Massachusetts Bankruptcy Laws should be known by every resident of the state of Massachusetts. A cashless society may have advantages, but one of its foremost disadvantages is the fast rise of bankruptcy declarations in the last decade. Furthermore, Massachusetts citizens are not immune to these changes; they’ve also had their share of bankruptcy declarations. With regard to this, every citizen should know about Massachusetts bankruptcy laws to give them an idea of what to expect during bankruptcy application.

An in-depth study of the federal and state bankruptcy laws may take years, and you may be in a hurry to declare for bankruptcy because your creditors are already hounding you with endless phone calls and countless number of mails accumulating in your mailbox. You need not know everything because in every bankruptcy case, it is important to hire a lawyer. This lawyer will not only be there to give advice on what’s best for you, but also guide you through the whole bankruptcy process should you decide to pursue it.
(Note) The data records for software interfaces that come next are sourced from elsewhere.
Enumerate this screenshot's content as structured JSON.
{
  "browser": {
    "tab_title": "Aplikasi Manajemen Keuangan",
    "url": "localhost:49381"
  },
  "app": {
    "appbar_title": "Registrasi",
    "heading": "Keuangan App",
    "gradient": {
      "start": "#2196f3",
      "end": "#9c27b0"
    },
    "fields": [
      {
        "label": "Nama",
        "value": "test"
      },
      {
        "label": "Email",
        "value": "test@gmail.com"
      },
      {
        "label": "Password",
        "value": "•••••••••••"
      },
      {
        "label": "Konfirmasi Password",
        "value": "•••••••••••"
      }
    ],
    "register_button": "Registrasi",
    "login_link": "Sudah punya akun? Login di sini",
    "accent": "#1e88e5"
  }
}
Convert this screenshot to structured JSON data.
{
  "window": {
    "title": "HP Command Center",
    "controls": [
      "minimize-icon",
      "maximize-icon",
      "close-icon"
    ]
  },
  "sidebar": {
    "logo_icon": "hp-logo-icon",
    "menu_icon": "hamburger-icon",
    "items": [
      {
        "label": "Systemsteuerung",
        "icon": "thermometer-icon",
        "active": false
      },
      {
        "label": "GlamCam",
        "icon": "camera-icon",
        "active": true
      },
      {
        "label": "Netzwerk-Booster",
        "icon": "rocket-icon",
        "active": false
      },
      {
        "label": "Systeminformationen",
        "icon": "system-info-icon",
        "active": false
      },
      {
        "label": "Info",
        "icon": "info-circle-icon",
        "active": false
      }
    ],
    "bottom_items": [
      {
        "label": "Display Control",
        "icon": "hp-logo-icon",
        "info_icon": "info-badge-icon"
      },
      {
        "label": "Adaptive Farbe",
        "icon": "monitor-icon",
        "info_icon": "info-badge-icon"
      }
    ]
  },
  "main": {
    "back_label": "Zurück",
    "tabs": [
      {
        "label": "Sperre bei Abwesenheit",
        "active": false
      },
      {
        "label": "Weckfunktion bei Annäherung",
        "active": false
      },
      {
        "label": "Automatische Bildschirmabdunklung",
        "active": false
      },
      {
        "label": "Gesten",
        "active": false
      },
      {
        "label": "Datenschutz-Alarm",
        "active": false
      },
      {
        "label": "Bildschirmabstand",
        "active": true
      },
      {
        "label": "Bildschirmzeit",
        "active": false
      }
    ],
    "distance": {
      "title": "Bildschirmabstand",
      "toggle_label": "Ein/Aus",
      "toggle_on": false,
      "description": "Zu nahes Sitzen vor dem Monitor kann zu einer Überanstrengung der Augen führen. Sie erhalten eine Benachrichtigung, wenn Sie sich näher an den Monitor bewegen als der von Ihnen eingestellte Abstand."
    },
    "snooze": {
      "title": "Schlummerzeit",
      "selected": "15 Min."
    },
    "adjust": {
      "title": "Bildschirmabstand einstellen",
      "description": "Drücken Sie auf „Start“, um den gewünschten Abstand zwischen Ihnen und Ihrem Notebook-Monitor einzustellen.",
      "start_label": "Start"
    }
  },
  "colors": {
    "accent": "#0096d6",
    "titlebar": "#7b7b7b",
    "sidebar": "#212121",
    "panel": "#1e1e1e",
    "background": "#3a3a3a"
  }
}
Every federal court in the state requires a debtor to undergo a credit counseling program. This credit counseling program will teach you how to manage your money and debts, as well as how to develop a budget so that if you decide to declare for bankruptcy, it will be the first and the last time you’ll file for. This program should be attended 180 days before you file for bankruptcy. The organization that conducts the program should be accredited by the bankruptcy court and you must present a certification that you have really attended the seminar.

If are done with the credit counseling and you still want to file for bankruptcy, then you may choose between Chapter 7 and Chapter 13.

The former bankruptcy protection program offers a more enticing bargain for debtors making it more popular from the latter case. It is a common misconception of debtors that applying for Chapter 7 will solve you of your insurmountable debts in an instant. While this may be true, the underlying consequences might be more than you bargain for. You can lose your assets, even your most prized possessions as deemed necessary by the trustee assigned to your case. Furthermore, the criteria for the qualification of Chapter 7 are a bit excessive. You can qualify based on either of the two items: a debtor’s monthly income lower than the median income level set by the state of Massachusetts based on current statistics from the US Census Bureau and if you are unable to shell out $100 per month enough to pay your debts for a period of 5 years.

For those who do not qualify for Chapter 7, the only bankruptcy option left is Chapter 13. While this bankruptcy program may not give you the satisfaction of paying your debts at one time, it helps by restructuring the terms of your debts so you can allocate some funds to pay your creditors. For you to qualify for Chapter 13, a regular income is necessary. This repayment plan should be court approved and should be implemented in 5 years time.

When applying for bankruptcy, you will be requested to declare all your assets. These will then be classified as non-exempt and exemptions. Massachusetts bankruptcy laws protect your exemptions from creditors. Some of these exemptions include:

• Your home granting that the equity is less than $500,000;
• A vehicle with an equity of less than $700;
• Furniture amounting to $3,000;
• A family library worth $200 or less; and
• Other benefits like employee pensions, endowment policy, and other public benefits.

While bankruptcy offers temporarily solution to your debts and addresses the concern of the creditors, your credit rating with be affected too.